### TASK TO CARRY OUT
Only lines containing the string "Tips" belong in the answer; find them in the records and copy them.

-- Opening Marker --

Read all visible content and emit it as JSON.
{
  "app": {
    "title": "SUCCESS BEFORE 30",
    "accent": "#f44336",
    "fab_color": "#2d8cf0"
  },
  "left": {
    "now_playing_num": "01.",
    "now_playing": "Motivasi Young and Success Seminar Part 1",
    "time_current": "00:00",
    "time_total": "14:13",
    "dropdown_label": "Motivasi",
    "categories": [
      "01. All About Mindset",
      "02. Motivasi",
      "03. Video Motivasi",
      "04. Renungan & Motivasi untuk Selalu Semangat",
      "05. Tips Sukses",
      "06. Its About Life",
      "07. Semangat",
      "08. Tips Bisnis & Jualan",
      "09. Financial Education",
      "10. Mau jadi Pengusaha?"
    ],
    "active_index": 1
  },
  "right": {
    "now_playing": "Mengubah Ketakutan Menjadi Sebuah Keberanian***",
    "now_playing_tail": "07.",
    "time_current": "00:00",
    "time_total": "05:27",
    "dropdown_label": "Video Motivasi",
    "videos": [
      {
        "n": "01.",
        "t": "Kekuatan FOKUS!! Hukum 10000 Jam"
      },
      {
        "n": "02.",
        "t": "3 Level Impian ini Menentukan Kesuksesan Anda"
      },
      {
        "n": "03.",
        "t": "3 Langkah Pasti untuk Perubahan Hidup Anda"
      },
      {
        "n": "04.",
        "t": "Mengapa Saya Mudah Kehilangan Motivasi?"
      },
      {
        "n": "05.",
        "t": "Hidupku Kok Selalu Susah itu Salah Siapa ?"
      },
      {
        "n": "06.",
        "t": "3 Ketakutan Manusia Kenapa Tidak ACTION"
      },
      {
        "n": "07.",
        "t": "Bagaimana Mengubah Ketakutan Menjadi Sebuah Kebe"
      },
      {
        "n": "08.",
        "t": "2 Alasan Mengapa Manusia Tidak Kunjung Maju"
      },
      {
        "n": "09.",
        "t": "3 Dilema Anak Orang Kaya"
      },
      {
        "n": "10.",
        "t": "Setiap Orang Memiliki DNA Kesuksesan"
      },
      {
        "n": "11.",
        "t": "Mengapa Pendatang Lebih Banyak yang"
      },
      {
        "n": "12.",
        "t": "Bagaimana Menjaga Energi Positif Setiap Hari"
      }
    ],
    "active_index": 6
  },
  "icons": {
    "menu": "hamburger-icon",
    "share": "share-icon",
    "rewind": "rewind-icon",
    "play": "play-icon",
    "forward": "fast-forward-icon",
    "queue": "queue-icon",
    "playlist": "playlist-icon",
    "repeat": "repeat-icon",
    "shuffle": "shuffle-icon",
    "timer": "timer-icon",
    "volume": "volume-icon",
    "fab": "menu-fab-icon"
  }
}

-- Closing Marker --

### RESULT OF THIS EXERCISE
      "05. Tips Sukses",
      "08. Tips Bisnis & Jualan",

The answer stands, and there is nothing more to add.